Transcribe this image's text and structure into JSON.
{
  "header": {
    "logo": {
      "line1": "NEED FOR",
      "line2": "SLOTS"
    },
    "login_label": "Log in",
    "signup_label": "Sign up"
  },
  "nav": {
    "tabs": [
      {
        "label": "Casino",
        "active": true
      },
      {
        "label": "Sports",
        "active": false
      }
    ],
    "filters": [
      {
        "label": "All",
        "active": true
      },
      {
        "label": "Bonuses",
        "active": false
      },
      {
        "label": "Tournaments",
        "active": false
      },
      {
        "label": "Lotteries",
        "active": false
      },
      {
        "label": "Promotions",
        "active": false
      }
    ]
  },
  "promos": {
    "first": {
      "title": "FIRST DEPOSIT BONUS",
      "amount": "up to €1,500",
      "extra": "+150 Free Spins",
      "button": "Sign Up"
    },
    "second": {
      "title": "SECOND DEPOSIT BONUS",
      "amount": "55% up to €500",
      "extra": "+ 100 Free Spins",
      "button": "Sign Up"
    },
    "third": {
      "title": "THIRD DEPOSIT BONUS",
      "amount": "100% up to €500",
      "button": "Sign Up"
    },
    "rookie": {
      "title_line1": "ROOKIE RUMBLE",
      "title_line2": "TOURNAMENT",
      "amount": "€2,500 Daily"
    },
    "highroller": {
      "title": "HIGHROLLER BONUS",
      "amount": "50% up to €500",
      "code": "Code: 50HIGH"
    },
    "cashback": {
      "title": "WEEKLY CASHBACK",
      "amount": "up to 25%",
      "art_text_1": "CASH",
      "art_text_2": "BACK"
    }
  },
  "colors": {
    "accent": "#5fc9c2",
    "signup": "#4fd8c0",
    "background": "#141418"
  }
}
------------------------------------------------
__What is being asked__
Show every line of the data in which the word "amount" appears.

__Your response__
      "amount": "up to €1,500",
      "amount": "55% up to €500",
      "amount": "100% up to €500",
      "amount": "€2,500 Daily"
      "amount": "50% up to €500",
      "amount": "up to 25%",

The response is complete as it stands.